Here’s the thing: in our Good Friday world, awful things happen. Every day. A ferry with a bunch of high schoolers sinks. Someone bombs the finish line at the Boston marathon. A deeply troubled kid shoots twenty children at Sandy Hook Elementary. Friends die too young and children who couldn’t possibly deserve it are ill or starving or alone in the world. Lousy people have unwanted children who get neglected; stellar would-be parents can’t conceive.
And we don’t get to read ahead to the ends of those stories.
Today—Good Friday—is practice. We mourn, but with hope because we know the end of the story this time. So then the next time the sheer awfulness of the world hits us in the gut again we might remember the motions. Maybe when someone we love is dying too young and we want nothing more than to rail at the world—forget God, who wants to talk to God when he could fix it and he’s (extremely rudely) not doing so—about how stupid and unfair it all is and what a terrible waste—
maybe we’ll remember what it feels like to have hope in those darkest of hours. To trust that God is still at work, somehow, even when it feels like he’s abandoned everything or possibly never existed in the first place.
Maybe—not right away, mind you, because we’re still human after all, and the world can be terrible . . .
But maybe some time after next time we spend all day suffering and mourning and wondering where God is and what the hell he thinks he’s doing . . .
Maybe we’ll be able to remember that we’re Easter people.
I think that at some point, without practice, we would forget how to come out of Good Friday mode, because this Good Friday world is relentless. We would forget that even in those darkest, awfullest hours when we’ve given up all hope, God is still at work.
I’ll close with Fleming Rutledge again, who says it all more eloquently than I could ever hope to, from one of her Good Friday sermons:
We do not offer “answers” today. God did not give us an “answer”; he gave his only Son. What we offer today is the divine drama: the King must die. All our stories are gathered up into the story of the humiliation of the Son of God. . . . This makes no earthly sense, but it is this ‘strange work’ which enables us to hold on in the dark. In the darkness at noon that descended on Calvary, God’s hand was invisibly at work. This action of God is not made known in a blaze of light so that the whole world will be stunned into submission. It is made known in the darkness of the grave.
Here is the Lord’s Word for all who have gathered at the foot of the Cross today. If you know what it is like to feel abandoned by God, if you have wondered if Christian faith isn’t in fact a hoax and a sham, if you feel that pain and loneliness are a cruel joke on people who are fool enough to trust a God who doesn’t appear to be around when you need him, Good Friday is for you.

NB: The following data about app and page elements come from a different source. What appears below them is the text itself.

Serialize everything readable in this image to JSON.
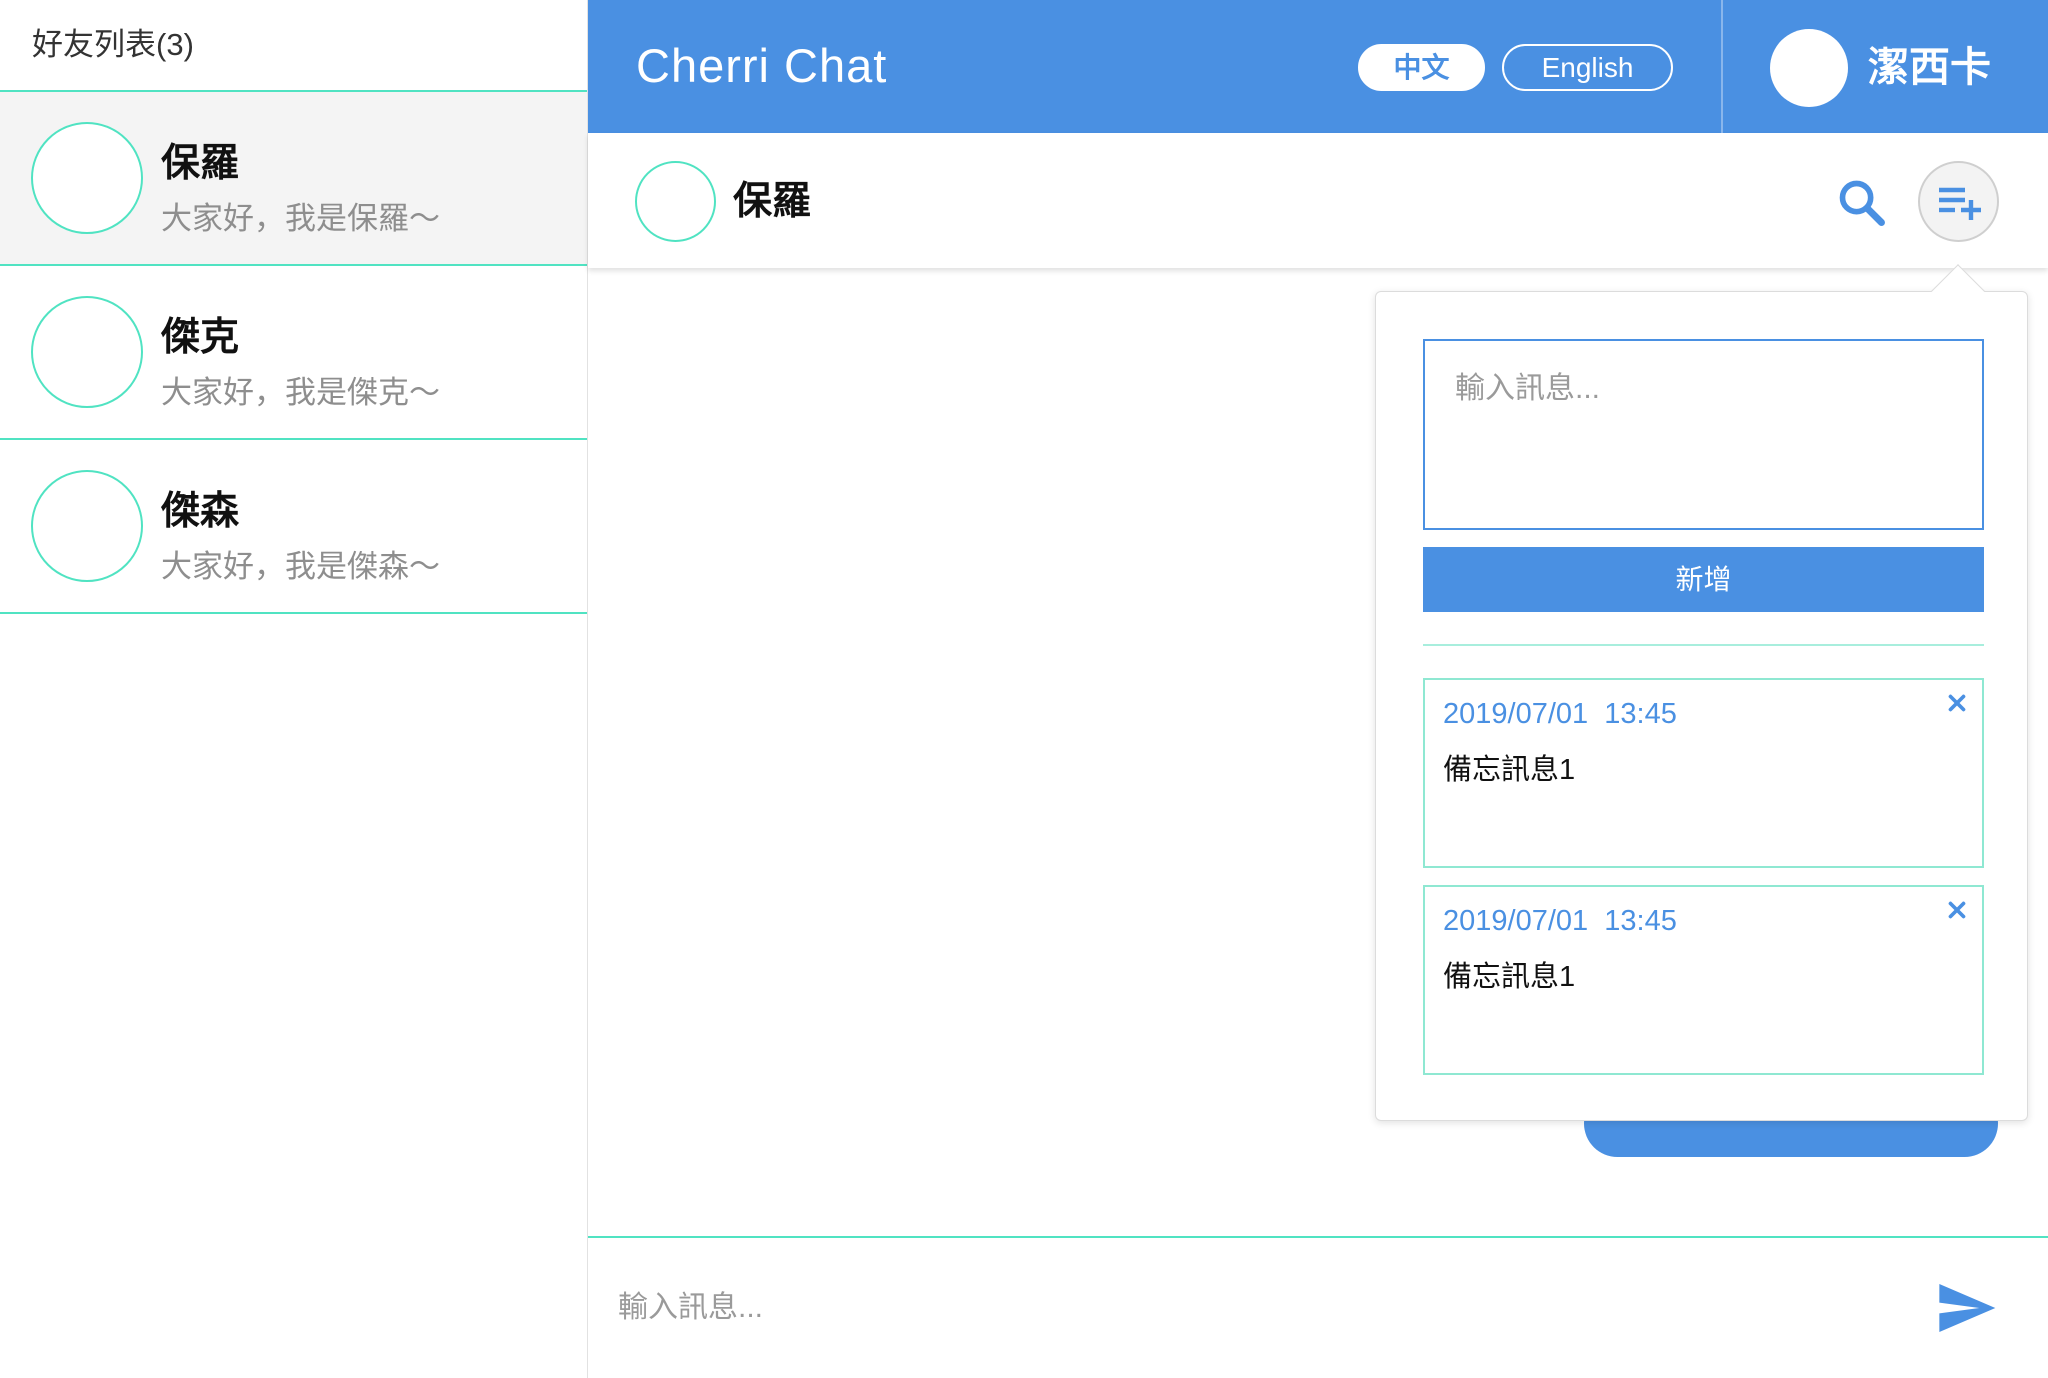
{
  "sidebar": {
    "title": "好友列表(3)",
    "friends": [
      {
        "name": "保羅",
        "status": "大家好，我是保羅～"
      },
      {
        "name": "傑克",
        "status": "大家好，我是傑克～"
      },
      {
        "name": "傑森",
        "status": "大家好，我是傑森～"
      }
    ]
  },
  "header": {
    "app_title": "Cherri Chat",
    "lang_zh": "中文",
    "lang_en": "English",
    "user_name": "潔西卡"
  },
  "chat": {
    "contact_name": "保羅",
    "input_placeholder": "輸入訊息..."
  },
  "memo_panel": {
    "input_placeholder": "輸入訊息...",
    "add_label": "新增",
    "items": [
      {
        "time": "2019/07/01  13:45",
        "text": "備忘訊息1"
      },
      {
        "time": "2019/07/01  13:45",
        "text": "備忘訊息1"
      }
    ]
  },
  "icons": {
    "search": "search-icon",
    "memo_add": "playlist-add-icon",
    "send": "send-icon",
    "close": "close-icon"
  },
  "colors": {
    "primary": "#4a90e2",
    "accent": "#50e3c2",
    "muted_text": "#8e8e8e",
    "selected_row": "#f4f4f4"
  }
}
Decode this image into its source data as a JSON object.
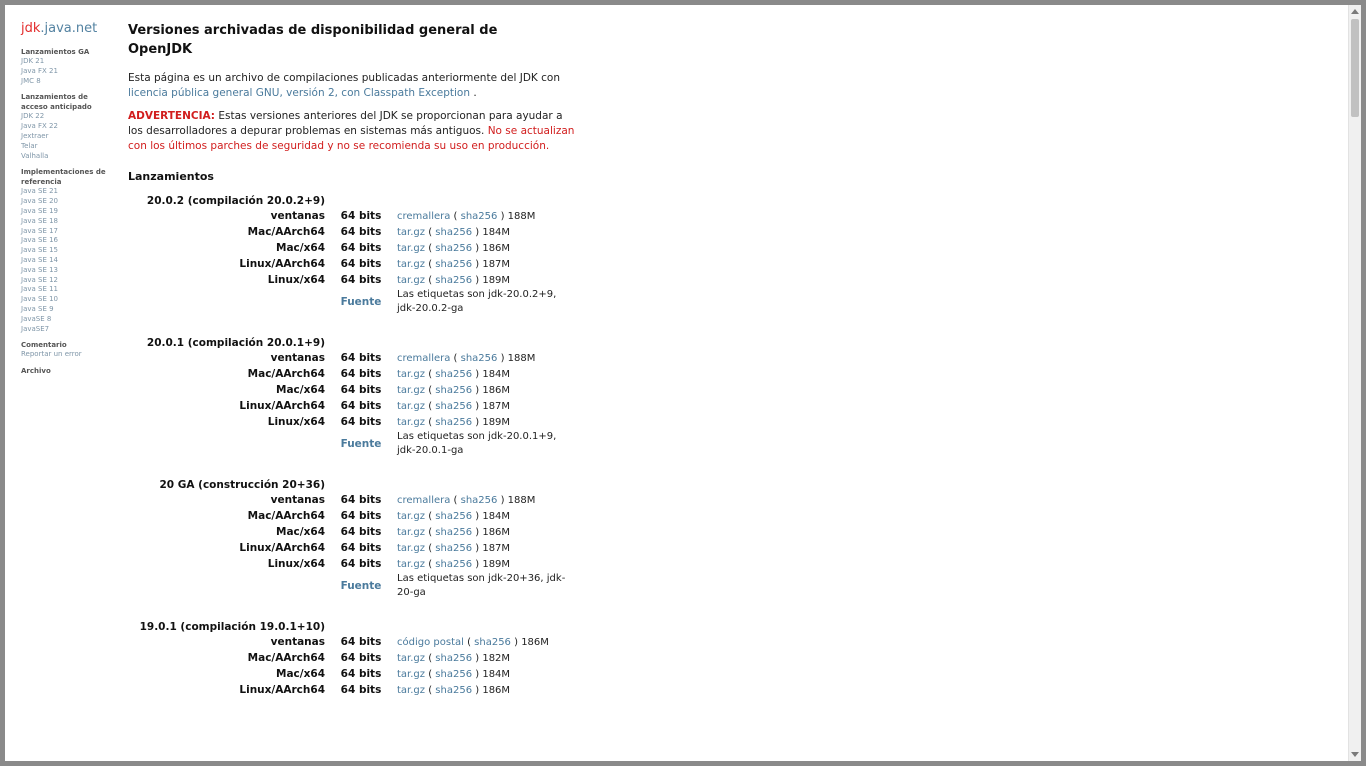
{
  "sidebar": {
    "logo_jdk": "jdk",
    "logo_rest": ".java.net",
    "groups": [
      {
        "head": "Lanzamientos GA",
        "links": [
          "JDK 21",
          "Java FX 21",
          "JMC 8"
        ]
      },
      {
        "head": "Lanzamientos de acceso anticipado",
        "links": [
          "JDK 22",
          "Java FX 22",
          "Jextraer",
          "Telar",
          "Valhalla"
        ]
      },
      {
        "head": "Implementaciones de referencia",
        "links": [
          "Java SE 21",
          "Java SE 20",
          "Java SE 19",
          "Java SE 18",
          "Java SE 17",
          "Java SE 16",
          "Java SE 15",
          "Java SE 14",
          "Java SE 13",
          "Java SE 12",
          "Java SE 11",
          "Java SE 10",
          "Java SE 9",
          "JavaSE 8",
          "JavaSE7"
        ]
      },
      {
        "head": "Comentario",
        "links": [
          "Reportar un error"
        ]
      },
      {
        "head": "Archivo",
        "links": []
      }
    ]
  },
  "main": {
    "title": "Versiones archivadas de disponibilidad general de OpenJDK",
    "intro_text": "Esta página es un archivo de compilaciones publicadas anteriormente del JDK con",
    "intro_link": "licencia pública general GNU, versión 2, con Classpath Exception",
    "intro_end": " .",
    "warning_label": "ADVERTENCIA:",
    "warning_text": " Estas versiones anteriores del JDK se proporcionan para ayudar a los desarrolladores a depurar problemas en sistemas más antiguos. ",
    "warning_red": "No se actualizan con los últimos parches de seguridad y no se recomienda su uso en producción.",
    "releases_heading": "Lanzamientos",
    "releases": [
      {
        "title": "20.0.2 (compilación 20.0.2+9)",
        "rows": [
          {
            "platform": "ventanas",
            "arch": "64 bits",
            "file": "cremallera",
            "sha": "sha256",
            "size": "188M"
          },
          {
            "platform": "Mac/AArch64",
            "arch": "64 bits",
            "file": "tar.gz",
            "sha": "sha256",
            "size": "184M"
          },
          {
            "platform": "Mac/x64",
            "arch": "64 bits",
            "file": "tar.gz",
            "sha": "sha256",
            "size": "186M"
          },
          {
            "platform": "Linux/AArch64",
            "arch": "64 bits",
            "file": "tar.gz",
            "sha": "sha256",
            "size": "187M"
          },
          {
            "platform": "Linux/x64",
            "arch": "64 bits",
            "file": "tar.gz",
            "sha": "sha256",
            "size": "189M"
          }
        ],
        "source_label": "Fuente",
        "source_note": "Las etiquetas son jdk-20.0.2+9, jdk-20.0.2-ga"
      },
      {
        "title": "20.0.1 (compilación 20.0.1+9)",
        "rows": [
          {
            "platform": "ventanas",
            "arch": "64 bits",
            "file": "cremallera",
            "sha": "sha256",
            "size": "188M"
          },
          {
            "platform": "Mac/AArch64",
            "arch": "64 bits",
            "file": "tar.gz",
            "sha": "sha256",
            "size": "184M"
          },
          {
            "platform": "Mac/x64",
            "arch": "64 bits",
            "file": "tar.gz",
            "sha": "sha256",
            "size": "186M"
          },
          {
            "platform": "Linux/AArch64",
            "arch": "64 bits",
            "file": "tar.gz",
            "sha": "sha256",
            "size": "187M"
          },
          {
            "platform": "Linux/x64",
            "arch": "64 bits",
            "file": "tar.gz",
            "sha": "sha256",
            "size": "189M"
          }
        ],
        "source_label": "Fuente",
        "source_note": "Las etiquetas son jdk-20.0.1+9, jdk-20.0.1-ga"
      },
      {
        "title": "20 GA (construcción 20+36)",
        "rows": [
          {
            "platform": "ventanas",
            "arch": "64 bits",
            "file": "cremallera",
            "sha": "sha256",
            "size": "188M"
          },
          {
            "platform": "Mac/AArch64",
            "arch": "64 bits",
            "file": "tar.gz",
            "sha": "sha256",
            "size": "184M"
          },
          {
            "platform": "Mac/x64",
            "arch": "64 bits",
            "file": "tar.gz",
            "sha": "sha256",
            "size": "186M"
          },
          {
            "platform": "Linux/AArch64",
            "arch": "64 bits",
            "file": "tar.gz",
            "sha": "sha256",
            "size": "187M"
          },
          {
            "platform": "Linux/x64",
            "arch": "64 bits",
            "file": "tar.gz",
            "sha": "sha256",
            "size": "189M"
          }
        ],
        "source_label": "Fuente",
        "source_note": "Las etiquetas son jdk-20+36, jdk-20-ga"
      },
      {
        "title": "19.0.1 (compilación 19.0.1+10)",
        "rows": [
          {
            "platform": "ventanas",
            "arch": "64 bits",
            "file": "código postal",
            "sha": "sha256",
            "size": "186M"
          },
          {
            "platform": "Mac/AArch64",
            "arch": "64 bits",
            "file": "tar.gz",
            "sha": "sha256",
            "size": "182M"
          },
          {
            "platform": "Mac/x64",
            "arch": "64 bits",
            "file": "tar.gz",
            "sha": "sha256",
            "size": "184M"
          },
          {
            "platform": "Linux/AArch64",
            "arch": "64 bits",
            "file": "tar.gz",
            "sha": "sha256",
            "size": "186M"
          }
        ],
        "source_label": "",
        "source_note": ""
      }
    ]
  }
}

In this inconceivable action of submission to the very worst that “the world, the flesh and the Devil” can do, the Father and the Son together, in the power of the Holy Spirit, have completed the work of salvation.
Blessed are those who have eyes to see and ears to hear that Christ’s completed work is accomplished precisely in the moment of seeming defeat.